Data records for software interfaces
»»

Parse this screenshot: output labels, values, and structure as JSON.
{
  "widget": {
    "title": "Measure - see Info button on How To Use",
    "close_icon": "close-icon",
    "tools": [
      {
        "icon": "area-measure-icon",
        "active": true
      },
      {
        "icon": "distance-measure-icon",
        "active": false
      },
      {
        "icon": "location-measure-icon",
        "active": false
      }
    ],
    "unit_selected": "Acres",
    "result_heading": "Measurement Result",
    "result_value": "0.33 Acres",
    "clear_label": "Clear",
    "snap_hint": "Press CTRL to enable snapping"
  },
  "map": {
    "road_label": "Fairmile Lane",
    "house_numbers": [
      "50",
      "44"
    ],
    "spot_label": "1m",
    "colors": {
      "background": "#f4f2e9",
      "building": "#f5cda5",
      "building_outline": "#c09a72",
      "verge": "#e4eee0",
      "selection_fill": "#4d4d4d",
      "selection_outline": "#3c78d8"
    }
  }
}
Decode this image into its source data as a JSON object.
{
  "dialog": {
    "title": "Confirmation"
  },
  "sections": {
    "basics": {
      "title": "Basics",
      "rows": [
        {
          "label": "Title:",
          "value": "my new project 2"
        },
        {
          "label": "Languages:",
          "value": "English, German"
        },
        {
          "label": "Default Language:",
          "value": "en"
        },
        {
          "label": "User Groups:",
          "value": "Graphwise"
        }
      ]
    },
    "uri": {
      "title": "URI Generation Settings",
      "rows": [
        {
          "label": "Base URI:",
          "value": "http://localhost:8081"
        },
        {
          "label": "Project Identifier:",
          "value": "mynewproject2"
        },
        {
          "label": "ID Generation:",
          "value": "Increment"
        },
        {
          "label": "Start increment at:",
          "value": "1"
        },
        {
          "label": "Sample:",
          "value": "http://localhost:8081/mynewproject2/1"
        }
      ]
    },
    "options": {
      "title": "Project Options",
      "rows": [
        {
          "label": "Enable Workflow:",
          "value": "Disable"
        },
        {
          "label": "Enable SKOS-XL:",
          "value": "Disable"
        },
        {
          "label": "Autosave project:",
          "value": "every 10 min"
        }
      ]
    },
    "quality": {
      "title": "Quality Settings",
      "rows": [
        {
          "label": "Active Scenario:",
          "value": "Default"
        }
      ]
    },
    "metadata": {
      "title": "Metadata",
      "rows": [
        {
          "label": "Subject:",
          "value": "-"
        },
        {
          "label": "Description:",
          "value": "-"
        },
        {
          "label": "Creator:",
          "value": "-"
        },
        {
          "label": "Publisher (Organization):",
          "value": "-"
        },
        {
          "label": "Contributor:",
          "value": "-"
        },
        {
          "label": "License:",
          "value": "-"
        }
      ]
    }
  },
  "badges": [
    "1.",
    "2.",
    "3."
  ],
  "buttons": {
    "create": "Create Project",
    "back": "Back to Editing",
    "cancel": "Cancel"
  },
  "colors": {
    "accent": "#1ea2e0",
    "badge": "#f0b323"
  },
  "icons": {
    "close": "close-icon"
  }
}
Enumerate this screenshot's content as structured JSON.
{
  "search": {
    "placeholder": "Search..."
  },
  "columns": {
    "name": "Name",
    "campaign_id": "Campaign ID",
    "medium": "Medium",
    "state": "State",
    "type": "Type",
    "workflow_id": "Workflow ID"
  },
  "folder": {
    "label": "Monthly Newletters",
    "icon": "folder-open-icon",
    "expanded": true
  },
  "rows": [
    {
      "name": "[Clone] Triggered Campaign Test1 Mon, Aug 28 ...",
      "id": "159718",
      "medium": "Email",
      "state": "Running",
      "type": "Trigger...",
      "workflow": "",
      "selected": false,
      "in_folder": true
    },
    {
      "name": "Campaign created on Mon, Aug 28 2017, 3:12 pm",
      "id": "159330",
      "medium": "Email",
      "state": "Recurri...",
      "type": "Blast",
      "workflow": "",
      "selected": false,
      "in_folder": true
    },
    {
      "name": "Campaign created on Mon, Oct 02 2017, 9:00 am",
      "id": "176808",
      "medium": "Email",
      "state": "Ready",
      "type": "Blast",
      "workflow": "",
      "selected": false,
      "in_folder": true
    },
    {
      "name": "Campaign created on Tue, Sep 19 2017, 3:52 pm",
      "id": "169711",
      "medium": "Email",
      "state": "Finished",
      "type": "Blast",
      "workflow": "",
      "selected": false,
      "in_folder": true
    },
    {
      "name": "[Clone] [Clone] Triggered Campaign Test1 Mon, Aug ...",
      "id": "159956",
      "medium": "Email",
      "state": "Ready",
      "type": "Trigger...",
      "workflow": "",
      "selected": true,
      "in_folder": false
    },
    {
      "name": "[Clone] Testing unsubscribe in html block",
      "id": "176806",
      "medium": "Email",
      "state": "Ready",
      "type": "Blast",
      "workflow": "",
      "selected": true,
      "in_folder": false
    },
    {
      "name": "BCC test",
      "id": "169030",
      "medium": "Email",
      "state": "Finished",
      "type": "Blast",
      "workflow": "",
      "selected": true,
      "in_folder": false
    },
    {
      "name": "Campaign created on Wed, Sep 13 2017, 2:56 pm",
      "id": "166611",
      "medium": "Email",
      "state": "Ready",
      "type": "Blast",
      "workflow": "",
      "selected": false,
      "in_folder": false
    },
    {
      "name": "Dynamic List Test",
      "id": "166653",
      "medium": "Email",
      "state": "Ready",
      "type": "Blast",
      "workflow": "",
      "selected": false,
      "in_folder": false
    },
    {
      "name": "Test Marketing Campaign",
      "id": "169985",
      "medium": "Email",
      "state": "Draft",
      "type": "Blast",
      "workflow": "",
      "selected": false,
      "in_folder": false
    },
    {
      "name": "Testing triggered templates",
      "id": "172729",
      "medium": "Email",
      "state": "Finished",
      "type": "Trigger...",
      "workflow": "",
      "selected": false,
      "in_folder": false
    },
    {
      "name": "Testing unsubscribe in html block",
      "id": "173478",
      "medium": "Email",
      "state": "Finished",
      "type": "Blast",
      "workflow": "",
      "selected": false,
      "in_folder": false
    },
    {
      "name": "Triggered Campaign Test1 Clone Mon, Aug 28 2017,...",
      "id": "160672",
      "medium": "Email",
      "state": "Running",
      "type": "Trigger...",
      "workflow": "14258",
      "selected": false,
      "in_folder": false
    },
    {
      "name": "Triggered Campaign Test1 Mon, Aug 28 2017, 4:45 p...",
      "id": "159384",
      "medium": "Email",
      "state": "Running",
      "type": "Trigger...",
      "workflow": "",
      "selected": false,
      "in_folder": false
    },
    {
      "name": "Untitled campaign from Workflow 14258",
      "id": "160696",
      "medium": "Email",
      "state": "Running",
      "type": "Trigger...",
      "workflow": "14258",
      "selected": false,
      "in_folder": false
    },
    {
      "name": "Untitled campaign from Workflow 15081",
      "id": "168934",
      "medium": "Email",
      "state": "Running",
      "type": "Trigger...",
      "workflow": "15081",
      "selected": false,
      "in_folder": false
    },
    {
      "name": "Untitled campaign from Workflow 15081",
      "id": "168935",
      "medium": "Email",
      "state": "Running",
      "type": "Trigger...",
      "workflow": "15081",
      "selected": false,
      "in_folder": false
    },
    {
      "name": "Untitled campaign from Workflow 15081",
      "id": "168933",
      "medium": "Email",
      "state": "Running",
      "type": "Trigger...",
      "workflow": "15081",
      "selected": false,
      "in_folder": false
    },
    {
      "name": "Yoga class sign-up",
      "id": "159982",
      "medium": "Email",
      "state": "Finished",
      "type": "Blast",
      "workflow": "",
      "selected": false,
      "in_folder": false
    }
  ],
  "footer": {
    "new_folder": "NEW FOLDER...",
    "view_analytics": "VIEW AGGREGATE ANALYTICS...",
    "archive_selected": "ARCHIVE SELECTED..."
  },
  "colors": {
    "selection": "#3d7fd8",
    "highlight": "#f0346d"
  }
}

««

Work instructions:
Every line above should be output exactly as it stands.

Result:
Parse this screenshot: output labels, values, and structure as JSON.
{
  "widget": {
    "title": "Measure - see Info button on How To Use",
    "close_icon": "close-icon",
    "tools": [
      {
        "icon": "area-measure-icon",
        "active": true
      },
      {
        "icon": "distance-measure-icon",
        "active": false
      },
      {
        "icon": "location-measure-icon",
        "active": false
      }
    ],
    "unit_selected": "Acres",
    "result_heading": "Measurement Result",
    "result_value": "0.33 Acres",
    "clear_label": "Clear",
    "snap_hint": "Press CTRL to enable snapping"
  },
  "map": {
    "road_label": "Fairmile Lane",
    "house_numbers": [
      "50",
      "44"
    ],
    "spot_label": "1m",
    "colors": {
      "background": "#f4f2e9",
      "building": "#f5cda5",
      "building_outline": "#c09a72",
      "verge": "#e4eee0",
      "selection_fill": "#4d4d4d",
      "selection_outline": "#3c78d8"
    }
  }
}
Decode this image into its source data as a JSON object.
{
  "dialog": {
    "title": "Confirmation"
  },
  "sections": {
    "basics": {
      "title": "Basics",
      "rows": [
        {
          "label": "Title:",
          "value": "my new project 2"
        },
        {
          "label": "Languages:",
          "value": "English, German"
        },
        {
          "label": "Default Language:",
          "value": "en"
        },
        {
          "label": "User Groups:",
          "value": "Graphwise"
        }
      ]
    },
    "uri": {
      "title": "URI Generation Settings",
      "rows": [
        {
          "label": "Base URI:",
          "value": "http://localhost:8081"
        },
        {
          "label": "Project Identifier:",
          "value": "mynewproject2"
        },
        {
          "label": "ID Generation:",
          "value": "Increment"
        },
        {
          "label": "Start increment at:",
          "value": "1"
        },
        {
          "label": "Sample:",
          "value": "http://localhost:8081/mynewproject2/1"
        }
      ]
    },
    "options": {
      "title": "Project Options",
      "rows": [
        {
          "label": "Enable Workflow:",
          "value": "Disable"
        },
        {
          "label": "Enable SKOS-XL:",
          "value": "Disable"
        },
        {
          "label": "Autosave project:",
          "value": "every 10 min"
        }
      ]
    },
    "quality": {
      "title": "Quality Settings",
      "rows": [
        {
          "label": "Active Scenario:",
          "value": "Default"
        }
      ]
    },
    "metadata": {
      "title": "Metadata",
      "rows": [
        {
          "label": "Subject:",
          "value": "-"
        },
        {
          "label": "Description:",
          "value": "-"
        },
        {
          "label": "Creator:",
          "value": "-"
        },
        {
          "label": "Publisher (Organization):",
          "value": "-"
        },
        {
          "label": "Contributor:",
          "value": "-"
        },
        {
          "label": "License:",
          "value": "-"
        }
      ]
    }
  },
  "badges": [
    "1.",
    "2.",
    "3."
  ],
  "buttons": {
    "create": "Create Project",
    "back": "Back to Editing",
    "cancel": "Cancel"
  },
  "colors": {
    "accent": "#1ea2e0",
    "badge": "#f0b323"
  },
  "icons": {
    "close": "close-icon"
  }
}
Enumerate this screenshot's content as structured JSON.
{
  "search": {
    "placeholder": "Search..."
  },
  "columns": {
    "name": "Name",
    "campaign_id": "Campaign ID",
    "medium": "Medium",
    "state": "State",
    "type": "Type",
    "workflow_id": "Workflow ID"
  },
  "folder": {
    "label": "Monthly Newletters",
    "icon": "folder-open-icon",
    "expanded": true
  },
  "rows": [
    {
      "name": "[Clone] Triggered Campaign Test1 Mon, Aug 28 ...",
      "id": "159718",
      "medium": "Email",
      "state": "Running",
      "type": "Trigger...",
      "workflow": "",
      "selected": false,
      "in_folder": true
    },
    {
      "name": "Campaign created on Mon, Aug 28 2017, 3:12 pm",
      "id": "159330",
      "medium": "Email",
      "state": "Recurri...",
      "type": "Blast",
      "workflow": "",
      "selected": false,
      "in_folder": true
    },
    {
      "name": "Campaign created on Mon, Oct 02 2017, 9:00 am",
      "id": "176808",
      "medium": "Email",
      "state": "Ready",
      "type": "Blast",
      "workflow": "",
      "selected": false,
      "in_folder": true
    },
    {
      "name": "Campaign created on Tue, Sep 19 2017, 3:52 pm",
      "id": "169711",
      "medium": "Email",
      "state": "Finished",
      "type": "Blast",
      "workflow": "",
      "selected": false,
      "in_folder": true
    },
    {
      "name": "[Clone] [Clone] Triggered Campaign Test1 Mon, Aug ...",
      "id": "159956",
      "medium": "Email",
      "state": "Ready",
      "type": "Trigger...",
      "workflow": "",
      "selected": true,
      "in_folder": false
    },
    {
      "name": "[Clone] Testing unsubscribe in html block",
      "id": "176806",
      "medium": "Email",
      "state": "Ready",
      "type": "Blast",
      "workflow": "",
      "selected": true,
      "in_folder": false
    },
    {
      "name": "BCC test",
      "id": "169030",
      "medium": "Email",
      "state": "Finished",
      "type": "Blast",
      "workflow": "",
      "selected": true,
      "in_folder": false
    },
    {
      "name": "Campaign created on Wed, Sep 13 2017, 2:56 pm",
      "id": "166611",
      "medium": "Email",
      "state": "Ready",
      "type": "Blast",
      "workflow": "",
      "selected": false,
      "in_folder": false
    },
    {
      "name": "Dynamic List Test",
      "id": "166653",
      "medium": "Email",
      "state": "Ready",
      "type": "Blast",
      "workflow": "",
      "selected": false,
      "in_folder": false
    },
    {
      "name": "Test Marketing Campaign",
      "id": "169985",
      "medium": "Email",
      "state": "Draft",
      "type": "Blast",
      "workflow": "",
      "selected": false,
      "in_folder": false
    },
    {
      "name": "Testing triggered templates",
      "id": "172729",
      "medium": "Email",
      "state": "Finished",
      "type": "Trigger...",
      "workflow": "",
      "selected": false,
      "in_folder": false
    },
    {
      "name": "Testing unsubscribe in html block",
      "id": "173478",
      "medium": "Email",
      "state": "Finished",
      "type": "Blast",
      "workflow": "",
      "selected": false,
      "in_folder": false
    },
    {
      "name": "Triggered Campaign Test1 Clone Mon, Aug 28 2017,...",
      "id": "160672",
      "medium": "Email",
      "state": "Running",
      "type": "Trigger...",
      "workflow": "14258",
      "selected": false,
      "in_folder": false
    },
    {
      "name": "Triggered Campaign Test1 Mon, Aug 28 2017, 4:45 p...",
      "id": "159384",
      "medium": "Email",
      "state": "Running",
      "type": "Trigger...",
      "workflow": "",
      "selected": false,
      "in_folder": false
    },
    {
      "name": "Untitled campaign from Workflow 14258",
      "id": "160696",
      "medium": "Email",
      "state": "Running",
      "type": "Trigger...",
      "workflow": "14258",
      "selected": false,
      "in_folder": false
    },
    {
      "name": "Untitled campaign from Workflow 15081",
      "id": "168934",
      "medium": "Email",
      "state": "Running",
      "type": "Trigger...",
      "workflow": "15081",
      "selected": false,
      "in_folder": false
    },
    {
      "name": "Untitled campaign from Workflow 15081",
      "id": "168935",
      "medium": "Email",
      "state": "Running",
      "type": "Trigger...",
      "workflow": "15081",
      "selected": false,
      "in_folder": false
    },
    {
      "name": "Untitled campaign from Workflow 15081",
      "id": "168933",
      "medium": "Email",
      "state": "Running",
      "type": "Trigger...",
      "workflow": "15081",
      "selected": false,
      "in_folder": false
    },
    {
      "name": "Yoga class sign-up",
      "id": "159982",
      "medium": "Email",
      "state": "Finished",
      "type": "Blast",
      "workflow": "",
      "selected": false,
      "in_folder": false
    }
  ],
  "footer": {
    "new_folder": "NEW FOLDER...",
    "view_analytics": "VIEW AGGREGATE ANALYTICS...",
    "archive_selected": "ARCHIVE SELECTED..."
  },
  "colors": {
    "selection": "#3d7fd8",
    "highlight": "#f0346d"
  }
}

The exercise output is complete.